*** Block opens ***

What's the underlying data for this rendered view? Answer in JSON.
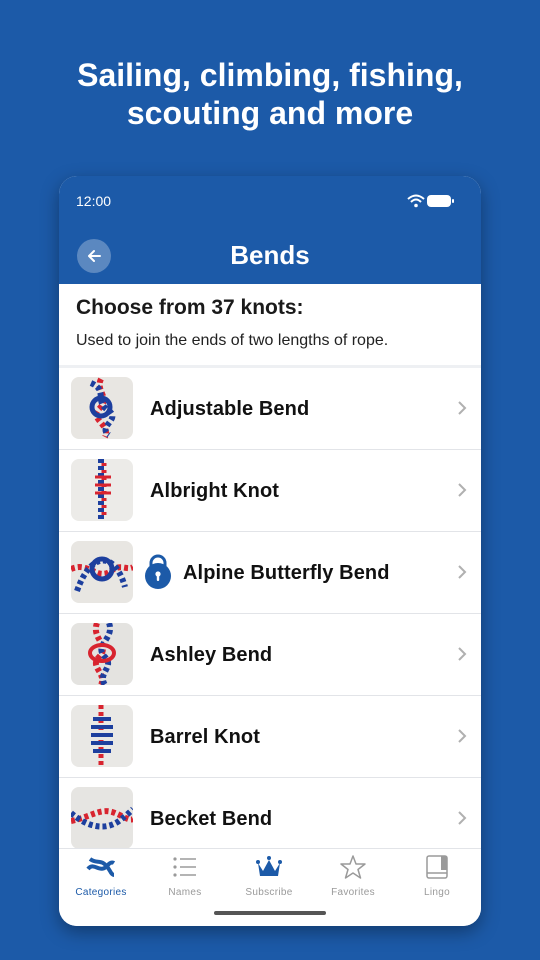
{
  "headline": "Sailing, climbing, fishing, scouting and more",
  "status": {
    "time": "12:00"
  },
  "header": {
    "title": "Bends"
  },
  "intro": {
    "title": "Choose from 37 knots:",
    "subtitle": "Used to join the ends of two lengths of rope."
  },
  "knots": [
    {
      "name": "Adjustable Bend",
      "locked": false
    },
    {
      "name": "Albright Knot",
      "locked": false
    },
    {
      "name": "Alpine Butterfly Bend",
      "locked": true
    },
    {
      "name": "Ashley Bend",
      "locked": false
    },
    {
      "name": "Barrel Knot",
      "locked": false
    },
    {
      "name": "Becket Bend",
      "locked": false
    }
  ],
  "tabs": [
    {
      "label": "Categories",
      "icon": "knot-icon",
      "active": true
    },
    {
      "label": "Names",
      "icon": "list-icon",
      "active": false
    },
    {
      "label": "Subscribe",
      "icon": "crown-icon",
      "active": false
    },
    {
      "label": "Favorites",
      "icon": "star-icon",
      "active": false
    },
    {
      "label": "Lingo",
      "icon": "book-icon",
      "active": false
    }
  ],
  "colors": {
    "brand": "#1c5aa8",
    "rope_red": "#d8242f",
    "rope_blue": "#1d3f9e",
    "inactive": "#9a9a9a"
  }
}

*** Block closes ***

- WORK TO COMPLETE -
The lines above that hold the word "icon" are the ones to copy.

- SOLUTION -
      "icon": "knot-icon",
      "icon": "list-icon",
      "icon": "crown-icon",
      "icon": "star-icon",
      "icon": "book-icon",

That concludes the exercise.